■ **What to do**:
Give the line containing "What's the underlying" again, exactly, along with all later lines of the entries, through the last one.

■ **Given records**:
####################

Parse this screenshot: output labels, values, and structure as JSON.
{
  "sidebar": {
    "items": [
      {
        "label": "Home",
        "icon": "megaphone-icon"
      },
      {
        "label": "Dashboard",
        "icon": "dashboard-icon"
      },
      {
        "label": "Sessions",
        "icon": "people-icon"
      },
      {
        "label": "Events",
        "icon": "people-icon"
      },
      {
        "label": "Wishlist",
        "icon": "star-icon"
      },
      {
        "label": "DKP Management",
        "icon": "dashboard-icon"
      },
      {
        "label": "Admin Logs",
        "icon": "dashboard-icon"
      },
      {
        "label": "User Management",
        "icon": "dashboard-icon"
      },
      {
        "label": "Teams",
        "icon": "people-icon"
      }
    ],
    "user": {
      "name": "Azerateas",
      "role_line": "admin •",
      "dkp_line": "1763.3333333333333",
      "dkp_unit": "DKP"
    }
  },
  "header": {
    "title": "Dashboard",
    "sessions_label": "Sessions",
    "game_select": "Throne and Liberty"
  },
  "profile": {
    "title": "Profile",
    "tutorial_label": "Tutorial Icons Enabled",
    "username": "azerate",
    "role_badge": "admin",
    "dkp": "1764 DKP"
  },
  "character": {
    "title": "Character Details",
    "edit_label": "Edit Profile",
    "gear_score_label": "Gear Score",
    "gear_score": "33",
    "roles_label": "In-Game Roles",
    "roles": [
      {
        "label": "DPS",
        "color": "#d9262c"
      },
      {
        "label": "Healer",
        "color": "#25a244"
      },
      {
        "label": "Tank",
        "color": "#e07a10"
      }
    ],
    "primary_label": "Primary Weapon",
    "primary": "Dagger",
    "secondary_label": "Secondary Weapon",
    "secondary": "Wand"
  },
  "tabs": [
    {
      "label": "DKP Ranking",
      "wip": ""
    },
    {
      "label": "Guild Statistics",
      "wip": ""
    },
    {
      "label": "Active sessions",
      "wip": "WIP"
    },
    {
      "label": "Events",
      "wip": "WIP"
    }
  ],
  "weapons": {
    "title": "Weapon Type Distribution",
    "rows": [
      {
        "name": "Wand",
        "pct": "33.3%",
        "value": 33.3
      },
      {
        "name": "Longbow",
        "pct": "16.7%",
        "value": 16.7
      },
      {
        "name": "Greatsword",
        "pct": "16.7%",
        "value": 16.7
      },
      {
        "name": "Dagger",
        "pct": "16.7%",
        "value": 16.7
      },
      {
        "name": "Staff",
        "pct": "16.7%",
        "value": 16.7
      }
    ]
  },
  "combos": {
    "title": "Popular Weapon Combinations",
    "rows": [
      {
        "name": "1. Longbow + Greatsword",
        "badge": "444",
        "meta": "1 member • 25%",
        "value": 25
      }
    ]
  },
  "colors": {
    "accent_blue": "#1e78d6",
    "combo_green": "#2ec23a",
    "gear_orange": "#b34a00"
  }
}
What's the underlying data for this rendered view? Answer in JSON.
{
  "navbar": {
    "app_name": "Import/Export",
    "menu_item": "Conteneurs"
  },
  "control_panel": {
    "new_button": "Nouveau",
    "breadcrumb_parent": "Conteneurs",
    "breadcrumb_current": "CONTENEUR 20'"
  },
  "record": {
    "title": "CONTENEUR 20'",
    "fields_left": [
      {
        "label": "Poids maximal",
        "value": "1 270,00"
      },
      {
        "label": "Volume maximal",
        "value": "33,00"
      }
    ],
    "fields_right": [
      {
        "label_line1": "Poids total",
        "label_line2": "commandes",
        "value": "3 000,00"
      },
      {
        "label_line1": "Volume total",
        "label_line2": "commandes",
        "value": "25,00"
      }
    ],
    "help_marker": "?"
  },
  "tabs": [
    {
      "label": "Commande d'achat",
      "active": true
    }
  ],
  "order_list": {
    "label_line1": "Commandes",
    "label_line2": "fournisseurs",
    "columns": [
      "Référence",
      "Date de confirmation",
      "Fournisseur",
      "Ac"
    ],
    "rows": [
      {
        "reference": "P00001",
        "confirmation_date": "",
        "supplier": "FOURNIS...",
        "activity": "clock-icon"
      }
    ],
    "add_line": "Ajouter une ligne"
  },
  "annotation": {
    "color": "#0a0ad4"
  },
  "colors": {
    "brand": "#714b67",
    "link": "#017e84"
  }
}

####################

■ **Answer to this task**:
What's the underlying data for this rendered view? Answer in JSON.
{
  "navbar": {
    "app_name": "Import/Export",
    "menu_item": "Conteneurs"
  },
  "control_panel": {
    "new_button": "Nouveau",
    "breadcrumb_parent": "Conteneurs",
    "breadcrumb_current": "CONTENEUR 20'"
  },
  "record": {
    "title": "CONTENEUR 20'",
    "fields_left": [
      {
        "label": "Poids maximal",
        "value": "1 270,00"
      },
      {
        "label": "Volume maximal",
        "value": "33,00"
      }
    ],
    "fields_right": [
      {
        "label_line1": "Poids total",
        "label_line2": "commandes",
        "value": "3 000,00"
      },
      {
        "label_line1": "Volume total",
        "label_line2": "commandes",
        "value": "25,00"
      }
    ],
    "help_marker": "?"
  },
  "tabs": [
    {
      "label": "Commande d'achat",
      "active": true
    }
  ],
  "order_list": {
    "label_line1": "Commandes",
    "label_line2": "fournisseurs",
    "columns": [
      "Référence",
      "Date de confirmation",
      "Fournisseur",
      "Ac"
    ],
    "rows": [
      {
        "reference": "P00001",
        "confirmation_date": "",
        "supplier": "FOURNIS...",
        "activity": "clock-icon"
      }
    ],
    "add_line": "Ajouter une ligne"
  },
  "annotation": {
    "color": "#0a0ad4"
  },
  "colors": {
    "brand": "#714b67",
    "link": "#017e84"
  }
}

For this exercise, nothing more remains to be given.